Website and app data records:
○ ○ ○ ○

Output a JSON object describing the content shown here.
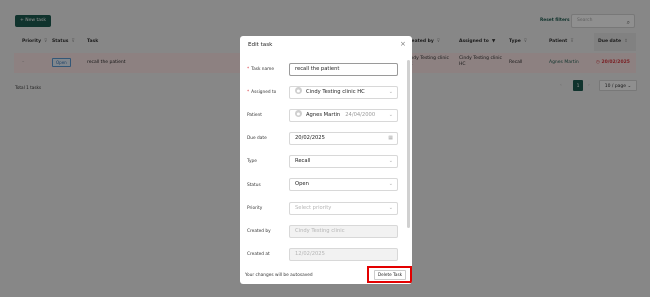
{
  "toolbar": {
    "new_task_label": "+ New task",
    "reset_filters_label": "Reset filters",
    "search_placeholder": "Search"
  },
  "table": {
    "columns": [
      "Priority",
      "Status",
      "Task",
      "Created by",
      "Assigned to",
      "Type",
      "Patient",
      "Due date"
    ],
    "rows": [
      {
        "priority": "–",
        "status": "Open",
        "task": "recall the patient",
        "created_by_line1": "Cindy Testing clinic",
        "created_by_line2": "HC",
        "assigned_to_line1": "Cindy Testing clinic",
        "assigned_to_line2": "HC",
        "type": "Recall",
        "patient": "Agnes Martin",
        "due_date": "20/02/2025"
      }
    ],
    "total_label": "Total 1 tasks"
  },
  "pagination": {
    "current_page": "1",
    "page_size_label": "10 / page"
  },
  "modal": {
    "title": "Edit task",
    "fields": {
      "task_name": {
        "label": "Task name",
        "value": "recall the patient"
      },
      "assigned_to": {
        "label": "Assigned to",
        "value": "Cindy Testing clinic HC"
      },
      "patient": {
        "label": "Patient",
        "value": "Agnes Martin",
        "dob": "24/04/2000"
      },
      "due_date": {
        "label": "Due date",
        "value": "20/02/2025"
      },
      "type": {
        "label": "Type",
        "value": "Recall"
      },
      "status": {
        "label": "Status",
        "value": "Open"
      },
      "priority": {
        "label": "Priority",
        "placeholder": "Select priority"
      },
      "created_by": {
        "label": "Created by",
        "value": "Cindy Testing clinic"
      },
      "created_at": {
        "label": "Created at",
        "value": "12/02/2025"
      }
    },
    "autosave_text": "Your changes will be autosaved",
    "delete_label": "Delete Task"
  },
  "colors": {
    "brand": "#1e5c50",
    "overdue": "#d9363e",
    "highlight": "#e30000"
  }
}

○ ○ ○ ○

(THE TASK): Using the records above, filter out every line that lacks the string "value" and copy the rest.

(RESPONSE):
        "value": "recall the patient"
        "value": "Cindy Testing clinic HC"
        "value": "Agnes Martin",
        "value": "20/02/2025"
        "value": "Recall"
        "value": "Open"
        "value": "Cindy Testing clinic"
        "value": "12/02/2025"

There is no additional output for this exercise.